Almost exactly 58 years ago, the World Health Organisation declared that the "enjoyment of the highest attainable standard of health is one of the fundamental rights of every human being".
Yet in much of sub-Saharan Africa, life expectancy at birth is less than it was 30 years ago: in Sierra Leone it is now 36 years. How shameful that nearly six decades after the world's governments recognised a fundamental right to health, in some regions 600,000 women die each year at childbirth and 30,000 children under five die of preventable diseases or sheer hunger each day. One reason for this tragic loss of life is that human resources are insufficient.
Last month I visited Ghana, a stable democracy, a growing economy with improving educational standards, and disease rates less appalling than many of its neighbours. Ghana is getting many things right, yet it faces a range of challenges, particularly concerning health.
There can be no real improvements in health without sufficient staff to make them happen. Recent success stories, such as the astounding 60 per cent drop in the number of children who die each year of measles in sub-Saharan Africa, owe as much to staff and training as to affordable vaccines.
Ghana is renowned for producing well-trained medical staff, which helps explain why it is losing them faster than any other country in the region. It has only a third of the nurses and doctors it needs. The opportunity for any worker to migrate is an important and precious freedom. But the migration of health professionals is proving deadly for too many of Ghana's citizens. In 2002, 72 new doctors graduated from Ghana's two medical schools, but 68 have since emigrated.
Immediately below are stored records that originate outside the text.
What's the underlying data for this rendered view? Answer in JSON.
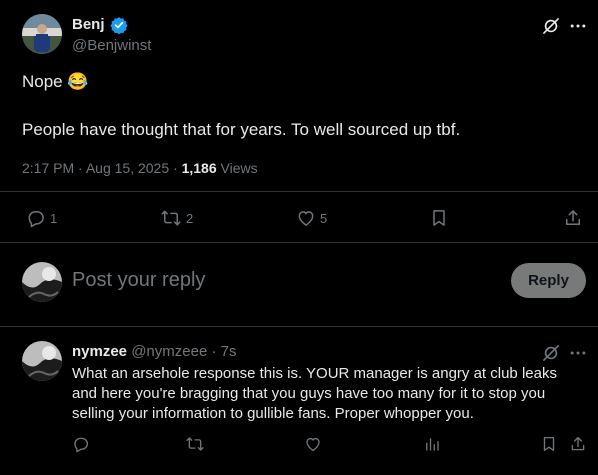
{
  "main_post": {
    "author": {
      "name": "Benj",
      "handle": "@Benjwinst",
      "verified": true
    },
    "line1_text": "Nope",
    "line1_emoji": "😂",
    "line2_text": "People have thought that for years. To well sourced up tbf.",
    "meta": {
      "time": "2:17 PM",
      "sep1": "·",
      "date": "Aug 15, 2025",
      "sep2": "·",
      "views_count": "1,186",
      "views_label": "Views"
    },
    "actions": {
      "reply_count": "1",
      "repost_count": "2",
      "like_count": "5"
    }
  },
  "compose": {
    "placeholder": "Post your reply",
    "button_label": "Reply"
  },
  "reply": {
    "author_name": "nymzee",
    "handle": "@nymzeee",
    "sep": "·",
    "age": "7s",
    "body_lines": [
      "What an arsehole response this is. YOUR manager is angry at club leaks",
      "and here you're bragging that you guys have too many for it to stop you",
      "selling your information to gullible fans. Proper whopper you."
    ]
  },
  "colors": {
    "background": "#000000",
    "text": "#e7e9ea",
    "muted": "#71767b",
    "verified": "#1d9bf0",
    "divider": "#2f3336",
    "reply_button_bg": "#787a7a",
    "reply_button_text": "#0f1419"
  },
  "icons": [
    "grok-icon",
    "more-icon",
    "verified-badge-icon",
    "reply-icon",
    "repost-icon",
    "like-icon",
    "bookmark-icon",
    "share-icon",
    "views-icon"
  ]
}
In most years about one in four newly trained midwives and nurses goes abroad. The aging populations of Britain, Germany, the US and other richer countries are the beneficiaries.
Countries like Ghana need help to develop health systems that professionals want to build careers in. But these changes will take longer than Africa can afford to wait. The right to health for millions of people cannot continue to be denied. We need a constructive debate on what can be done today. One approach involves the training and use of para-professional health workers to fill gaps. These mid-level providers, less likely to migrate, have potential to deliver healthcare to those most in need, and least able to claim it.
But investments made by African countries in educating and training their health personnel are benefiting health systems in richer nations. We have a responsibility for helping to create a virtuous cycle of co-development, which can improve health in the global North and South.
Fortunately, that mind-shift is beginning to happen. Codes of practice for recruitment, and plans for exchange of talent and training, are being put in place by countries like the UK and South Africa in recent agreements on the movement of health workers. But more needs to be done. Africa has exported some of its most precious human resources. We must find ways to give something back, through increased training, technical help, equipment, and management expertise, such as the UK's scheme to train nurses in Malawi to balance those who have left.
We can encourage the aspirations of African health workers who have migrated to give back to their country. Diasporas are a vitalising force that is often overlooked.
Health systems maintain the life of a country, and the people who work in them are its life blood. For too long the structural adjustment policies of the IMF and the World Bank, and the development approaches of donor countries have neglected the human resources that make health systems into public services. In the week of World Health Day, we should commit to doing more to support the hard-working people of Ghana, and their colleagues around the world who are struggling to make the right to health a reality.
Mary Robinson, former President of Ireland, is president of Realising Rights: the Ethical Globalisation InitiativeReuse content